Once she became the team’s coach, Stewart had to find a course that would let the players practice and play for free. She convinced Singing Hills Country Club in El Cajon, California, a high-end resort and golf complex featuring three 18-hole courses, to accept the team.
Over time, the head professional at Singing Hills watched how Stewart worked with her players and came away impressed. He asked Stewart to join his staff. She was put in charge of the golf shop, coordinating the purchase of clubs and clothing, and became the starter.
“It was a good spot for me. I was an easy talker and an organized person who could coordinate players teeing off at the three golf courses,” she said.
Stewart, who had an outstanding swing and shot in the low 80s, soon began giving lessons to children and women.
“I loved working with kids. They actually listen to you. Adults think too much,” she smiled.
It did not take long for her teaching skills to catch the attention of the male club members.
“At the beginning, the men thought I could only teach their wives,” she said. However, when husbands saw how quickly their wives improved after receiving lessons from Stewart, men began coming to her for instruction.
In addition to working at the golf facility, she took on the job of coaching the San Diego State University women’s golf team. Her Aztecs competed against UCLA, Stanford, Arizona State and other schools that had been known for attracting top players.

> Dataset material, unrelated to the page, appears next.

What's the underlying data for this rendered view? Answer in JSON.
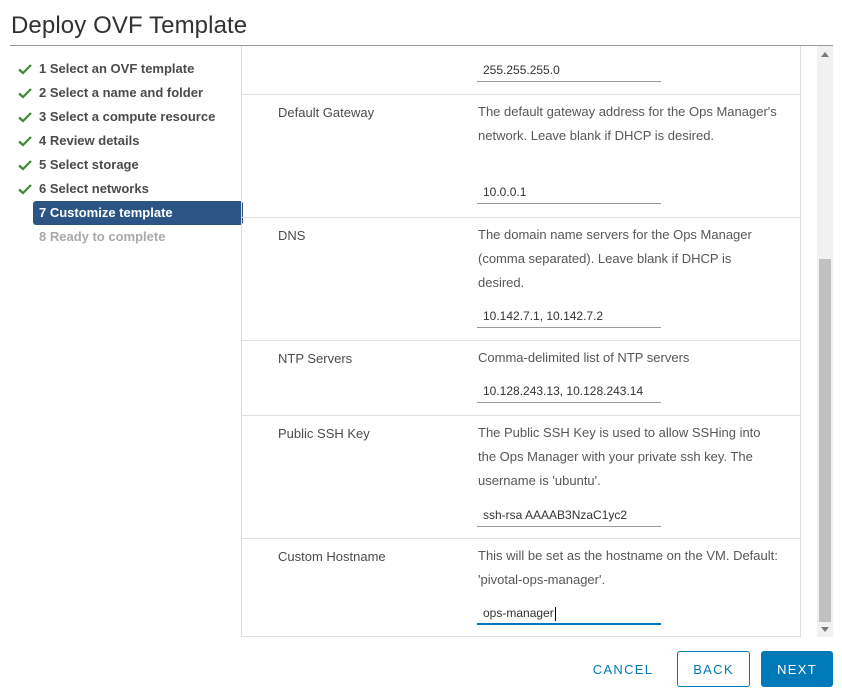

Stewart’s ability to teach was so impressive, the Singing Hills men’s club decided to help Stewart earn her professional teaching credentials. To acquire these required her to fly to Pinehurst, North Carolina, a golf mecca, to undergo a test.
“I was poor and raising four kids on my own,” she recalled. “The men’s club decided to pass the hat and collected $1,000 for me to go. I didn’t even have luggage. The men’s club did this on their own as a gift. They took care of me.”
The final step to becoming a certified LPGA teaching pro required Stewart to give a lesson in front of a panel of female professional instructors to someone who had never touched a club.
“They took a person off the street and I had to teach him. He turned out to have the perfect swing. So, it was hard to teach him because he was a natural. [Panel members] sat back and kind of grinned. I had to find something to help him. But I knew golf, so it was fine.”
After conducting a successful lesson, the panel awarded her a “Masters Card” that qualified her to be an LPGA teaching professional — for life.
Over her years at Singing Hills, Stewart was fortunate enough to see some famous up-and-coming golfers play the game.
She remembers seeing 8-year-old Tiger Woods play with his father.
“I was impressed that he was small and had a great golf swing.” Stewart also saw Phil Mickelson compete in a junior amateur tournament.
Stewart enjoyed a 27-year career in the sport before she decided to put away her clubs.
“I had put four kids through college and decided I wanted to retire,” she said.
Of course, that retirement did not last long. She became involved in philanthropic work at a local children’s hospital and opened up an antique shop in San Diego. That business experience would later help her when she moved to Port Orchard. In 2006, she took over the Olde Central Antique Mall, which she has operated ever since.
The only evidence in the antique store of her remarkable golf career is a wooden plaque that hangs near the front door. The plaque on display is a replica of the original one that was destroyed in a fire years ago. The Port Orchard Chamber of Commerce arranged to remake the award and presented it to her at a chamber gala.
While her irons and woods have long since been stored away, Stewart very much remains connected to the sport.
“I watch every tournament there is — men’s and women’s. I don’t miss a single one. I know every player,” she boasted.
Stewart is impressed at how far today’s professionals can hit the ball down the fairway.
“It’s pretty unreal. The equipment is state of the art. It makes sense that in 30 years it would improve.”
This Sunday afternoon when the final round of the Masters tournament is played, it is no surprise that Stewart will be glued to her television to see who wins the tournament and is awarded the traditional green jacket.
And who might need a little help with their backswing.